What to do. Each entry should be copied as it stands, leaving the pictures behind.
::::::
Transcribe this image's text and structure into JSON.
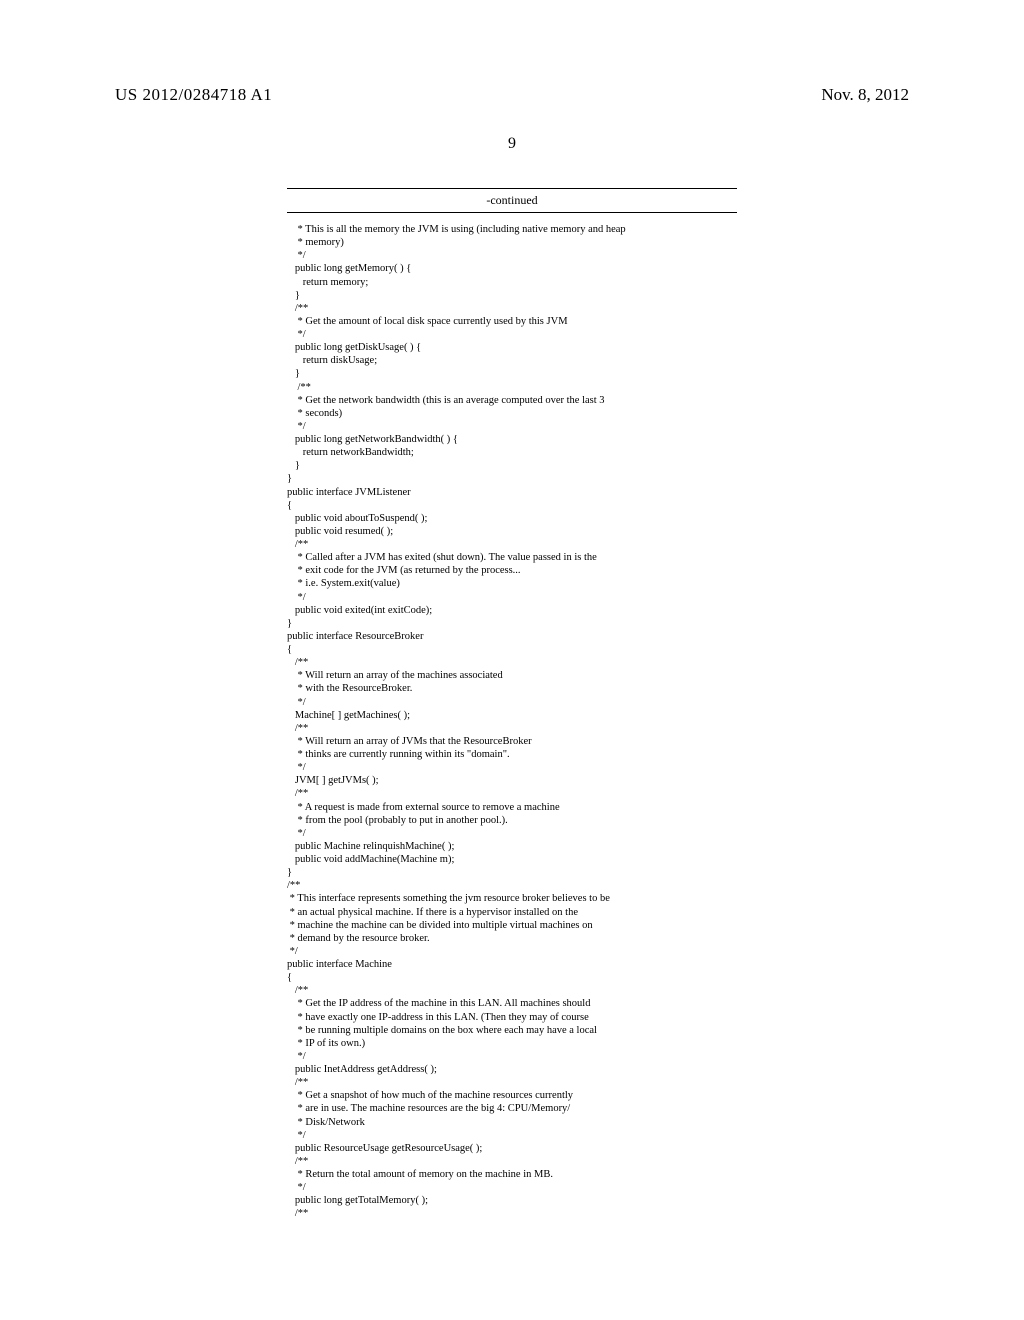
{
  "header": {
    "publication_number": "US 2012/0284718 A1",
    "publication_date": "Nov. 8, 2012"
  },
  "page_number": "9",
  "code_section": {
    "continued_label": "-continued",
    "code": "    * This is all the memory the JVM is using (including native memory and heap\n    * memory)\n    */\n   public long getMemory( ) {\n      return memory;\n   }\n   /**\n    * Get the amount of local disk space currently used by this JVM\n    */\n   public long getDiskUsage( ) {\n      return diskUsage;\n   }\n    /**\n    * Get the network bandwidth (this is an average computed over the last 3\n    * seconds)\n    */\n   public long getNetworkBandwidth( ) {\n      return networkBandwidth;\n   }\n}\npublic interface JVMListener\n{\n   public void aboutToSuspend( );\n   public void resumed( );\n   /**\n    * Called after a JVM has exited (shut down). The value passed in is the\n    * exit code for the JVM (as returned by the process...\n    * i.e. System.exit(value)\n    */\n   public void exited(int exitCode);\n}\npublic interface ResourceBroker\n{\n   /**\n    * Will return an array of the machines associated\n    * with the ResourceBroker.\n    */\n   Machine[ ] getMachines( );\n   /**\n    * Will return an array of JVMs that the ResourceBroker\n    * thinks are currently running within its \"domain\".\n    */\n   JVM[ ] getJVMs( );\n   /**\n    * A request is made from external source to remove a machine\n    * from the pool (probably to put in another pool.).\n    */\n   public Machine relinquishMachine( );\n   public void addMachine(Machine m);\n}\n/**\n * This interface represents something the jvm resource broker believes to be\n * an actual physical machine. If there is a hypervisor installed on the\n * machine the machine can be divided into multiple virtual machines on\n * demand by the resource broker.\n */\npublic interface Machine\n{\n   /**\n    * Get the IP address of the machine in this LAN. All machines should\n    * have exactly one IP-address in this LAN. (Then they may of course\n    * be running multiple domains on the box where each may have a local\n    * IP of its own.)\n    */\n   public InetAddress getAddress( );\n   /**\n    * Get a snapshot of how much of the machine resources currently\n    * are in use. The machine resources are the big 4: CPU/Memory/\n    * Disk/Network\n    */\n   public ResourceUsage getResourceUsage( );\n   /**\n    * Return the total amount of memory on the machine in MB.\n    */\n   public long getTotalMemory( );\n   /**"
  }
}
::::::
Result of the task.
Transcribe this image's text and structure into JSON.
{
  "header": {
    "publication_number": "US 2012/0284718 A1",
    "publication_date": "Nov. 8, 2012"
  },
  "page_number": "9",
  "code_section": {
    "continued_label": "-continued",
    "code": "    * This is all the memory the JVM is using (including native memory and heap\n    * memory)\n    */\n   public long getMemory( ) {\n      return memory;\n   }\n   /**\n    * Get the amount of local disk space currently used by this JVM\n    */\n   public long getDiskUsage( ) {\n      return diskUsage;\n   }\n    /**\n    * Get the network bandwidth (this is an average computed over the last 3\n    * seconds)\n    */\n   public long getNetworkBandwidth( ) {\n      return networkBandwidth;\n   }\n}\npublic interface JVMListener\n{\n   public void aboutToSuspend( );\n   public void resumed( );\n   /**\n    * Called after a JVM has exited (shut down). The value passed in is the\n    * exit code for the JVM (as returned by the process...\n    * i.e. System.exit(value)\n    */\n   public void exited(int exitCode);\n}\npublic interface ResourceBroker\n{\n   /**\n    * Will return an array of the machines associated\n    * with the ResourceBroker.\n    */\n   Machine[ ] getMachines( );\n   /**\n    * Will return an array of JVMs that the ResourceBroker\n    * thinks are currently running within its \"domain\".\n    */\n   JVM[ ] getJVMs( );\n   /**\n    * A request is made from external source to remove a machine\n    * from the pool (probably to put in another pool.).\n    */\n   public Machine relinquishMachine( );\n   public void addMachine(Machine m);\n}\n/**\n * This interface represents something the jvm resource broker believes to be\n * an actual physical machine. If there is a hypervisor installed on the\n * machine the machine can be divided into multiple virtual machines on\n * demand by the resource broker.\n */\npublic interface Machine\n{\n   /**\n    * Get the IP address of the machine in this LAN. All machines should\n    * have exactly one IP-address in this LAN. (Then they may of course\n    * be running multiple domains on the box where each may have a local\n    * IP of its own.)\n    */\n   public InetAddress getAddress( );\n   /**\n    * Get a snapshot of how much of the machine resources currently\n    * are in use. The machine resources are the big 4: CPU/Memory/\n    * Disk/Network\n    */\n   public ResourceUsage getResourceUsage( );\n   /**\n    * Return the total amount of memory on the machine in MB.\n    */\n   public long getTotalMemory( );\n   /**"
  }
}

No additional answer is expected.